Jack Straw’s attempt to make the payment of referral fees a criminal offence has failed (in part because of concerns over the burden of proof required). Instead the proposed ban will be dealt with by the regulators.
Dominic Regan, writing in the New Law Journal, suggests this is:
“the most sensible way of enforcing a ban upon the profession. … The risk of being struck off should ensure that the tempted do not succumb”
So the clock will be turned back to pre-2004 when the Law Society rules banned referral fees and solicitors wouldn’t dream of paying them for fear of the consequences. Unless there were panel members of Claims Direct, Accident Group, etc, etc.
The Court of Appeal handed down judgment on 12 October 2011 in Motto & Others v Trafigura  EWCA Civ 1150 ruling that funding costs are not recoverable. How long will I have to wait before all bills of costs have stopped claiming for this work?
The Civil Justice Committee Working Group on Technical Aspects of Jackson Implementation has published its initial paper on possible options for implementing changes to proportionality, Part 36 Offers and Qualified One-way Costs Shifting.
Rachel Rothwell, writing in the Gazette, described the working group as “comprising some of the most talented and experienced practitioners in the field of costs”. A view that the Association of Costs Lawyers wouldn’t necessarily share.
I’m putting my money on them picking Option C for proportionality:
The hybrid model. Under this model both reasonableness and proportionality are considered at the same time when ever an item or category of costs is being assessed / budgeted. Unlike Option A and B, proportionality (and the new rule) is applied as the items of the bill or categories of costs are being assessed alongside considerations of reasonableness. There is then a residual long stop for the court to reduce the figure still further if the proportionality rule justifies it. This will be applied in only rare / exceptional cases. Like Option A, the application of the long stop will be in exceptional or rare cases only, but this time not because reasonableness would have catered for disproportionate costs (as in Option A) but because inevitably where a court has assessed items as being reasonable and proportionate during an assessment it will only be in exceptional or rare cases that the outcome of the assessment results in a disproportionate figure.

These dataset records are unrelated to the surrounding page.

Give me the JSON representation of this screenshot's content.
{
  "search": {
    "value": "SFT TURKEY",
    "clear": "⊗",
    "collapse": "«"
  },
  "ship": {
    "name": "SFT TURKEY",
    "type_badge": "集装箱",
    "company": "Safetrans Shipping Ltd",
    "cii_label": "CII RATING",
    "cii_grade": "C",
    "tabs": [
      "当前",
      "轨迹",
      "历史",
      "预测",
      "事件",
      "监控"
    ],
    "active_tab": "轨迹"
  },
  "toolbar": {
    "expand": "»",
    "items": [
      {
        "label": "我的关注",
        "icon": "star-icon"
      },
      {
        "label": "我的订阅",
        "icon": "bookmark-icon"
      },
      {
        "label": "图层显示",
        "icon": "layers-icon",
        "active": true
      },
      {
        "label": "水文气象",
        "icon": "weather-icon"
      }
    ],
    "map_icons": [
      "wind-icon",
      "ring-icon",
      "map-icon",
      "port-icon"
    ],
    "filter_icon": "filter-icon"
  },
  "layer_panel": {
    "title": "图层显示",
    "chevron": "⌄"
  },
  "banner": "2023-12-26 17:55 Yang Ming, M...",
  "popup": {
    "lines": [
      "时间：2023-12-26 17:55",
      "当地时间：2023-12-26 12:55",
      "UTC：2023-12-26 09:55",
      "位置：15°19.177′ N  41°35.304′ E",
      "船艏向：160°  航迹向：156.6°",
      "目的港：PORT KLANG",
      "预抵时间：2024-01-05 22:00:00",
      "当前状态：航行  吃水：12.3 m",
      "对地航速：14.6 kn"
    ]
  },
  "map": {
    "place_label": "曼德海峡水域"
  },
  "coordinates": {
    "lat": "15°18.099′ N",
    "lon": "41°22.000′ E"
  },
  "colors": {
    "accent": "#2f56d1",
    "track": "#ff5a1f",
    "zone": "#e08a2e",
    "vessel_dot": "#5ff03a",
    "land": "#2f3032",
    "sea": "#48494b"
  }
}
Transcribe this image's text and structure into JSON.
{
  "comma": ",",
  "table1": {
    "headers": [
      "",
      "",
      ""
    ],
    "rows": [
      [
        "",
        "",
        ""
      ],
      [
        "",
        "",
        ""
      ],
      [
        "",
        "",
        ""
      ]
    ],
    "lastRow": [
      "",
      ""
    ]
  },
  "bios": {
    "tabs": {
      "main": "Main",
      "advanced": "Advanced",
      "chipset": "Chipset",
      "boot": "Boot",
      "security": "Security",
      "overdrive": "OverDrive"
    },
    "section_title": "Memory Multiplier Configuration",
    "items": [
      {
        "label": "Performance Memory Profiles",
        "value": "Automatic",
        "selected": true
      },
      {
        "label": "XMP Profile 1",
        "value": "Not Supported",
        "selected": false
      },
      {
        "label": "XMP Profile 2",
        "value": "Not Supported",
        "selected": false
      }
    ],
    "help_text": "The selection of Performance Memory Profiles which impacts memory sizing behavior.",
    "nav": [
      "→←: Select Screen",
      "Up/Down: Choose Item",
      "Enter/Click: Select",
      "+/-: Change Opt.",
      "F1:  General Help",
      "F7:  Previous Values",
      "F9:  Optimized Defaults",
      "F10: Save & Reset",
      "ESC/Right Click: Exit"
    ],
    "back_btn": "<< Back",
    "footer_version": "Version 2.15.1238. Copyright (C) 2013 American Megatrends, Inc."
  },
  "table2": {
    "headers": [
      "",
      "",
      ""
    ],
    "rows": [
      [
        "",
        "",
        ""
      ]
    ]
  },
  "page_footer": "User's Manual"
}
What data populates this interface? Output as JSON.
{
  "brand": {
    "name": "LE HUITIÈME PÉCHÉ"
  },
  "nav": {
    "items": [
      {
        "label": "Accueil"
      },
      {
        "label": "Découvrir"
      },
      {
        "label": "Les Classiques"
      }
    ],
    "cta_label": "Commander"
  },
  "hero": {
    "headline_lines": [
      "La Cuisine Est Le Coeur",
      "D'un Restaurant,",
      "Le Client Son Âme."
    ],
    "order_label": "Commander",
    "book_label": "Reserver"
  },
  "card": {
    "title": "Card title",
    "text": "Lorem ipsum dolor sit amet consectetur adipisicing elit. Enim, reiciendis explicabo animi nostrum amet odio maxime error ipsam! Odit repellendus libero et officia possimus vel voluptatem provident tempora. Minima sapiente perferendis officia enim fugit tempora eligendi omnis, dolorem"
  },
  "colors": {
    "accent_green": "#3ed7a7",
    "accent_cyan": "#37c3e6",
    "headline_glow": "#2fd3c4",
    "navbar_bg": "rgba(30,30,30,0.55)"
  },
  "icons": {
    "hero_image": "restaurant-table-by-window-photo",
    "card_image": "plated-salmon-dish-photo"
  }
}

In real terms, this will mean no change from the current position for the vast majority of cases. Proportionality will remain a damp-squib with no impact on the amounts allowed by the courts, thus undermining one of the key Jackson proposals.
The Legal Aid, Sentencing and Punishment of Offenders Bill, implementing the Jackson reforms, has cleared the Commons and will now go to the House of Lords.
Lord Justice Jackson, in a written lecture, said:
“Lawyers leave no stone unturned when it comes to arguing about costs”
I think this is something of a generalisation. I would never dream of running anything but the strongest of arguments.
As for all the others I come up against in court…
Lecture can be read here.
Just received email from costs drafting recruitment agency for costs lawyer who “has successfully maintained a record of achieving 100% success in court cases over a 16 year period”.
Is this something to shout about?